What is expected => If a line of the data below holds the word "snippet", list it.

Extracted information =>
BEGIN
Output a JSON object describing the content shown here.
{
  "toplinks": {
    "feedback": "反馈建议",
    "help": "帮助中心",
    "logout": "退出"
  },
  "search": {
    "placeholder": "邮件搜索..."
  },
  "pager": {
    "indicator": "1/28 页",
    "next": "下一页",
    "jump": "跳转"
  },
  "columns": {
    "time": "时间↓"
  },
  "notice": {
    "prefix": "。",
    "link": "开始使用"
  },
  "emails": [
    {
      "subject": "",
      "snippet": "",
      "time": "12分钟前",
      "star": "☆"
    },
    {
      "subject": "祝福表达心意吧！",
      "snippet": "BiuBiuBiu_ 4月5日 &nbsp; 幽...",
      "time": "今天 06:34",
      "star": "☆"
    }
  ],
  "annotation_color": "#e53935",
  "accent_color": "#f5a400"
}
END
Expected answer =>
      "snippet": "",
      "snippet": "BiuBiuBiu_ 4月5日 &nbsp; 幽...",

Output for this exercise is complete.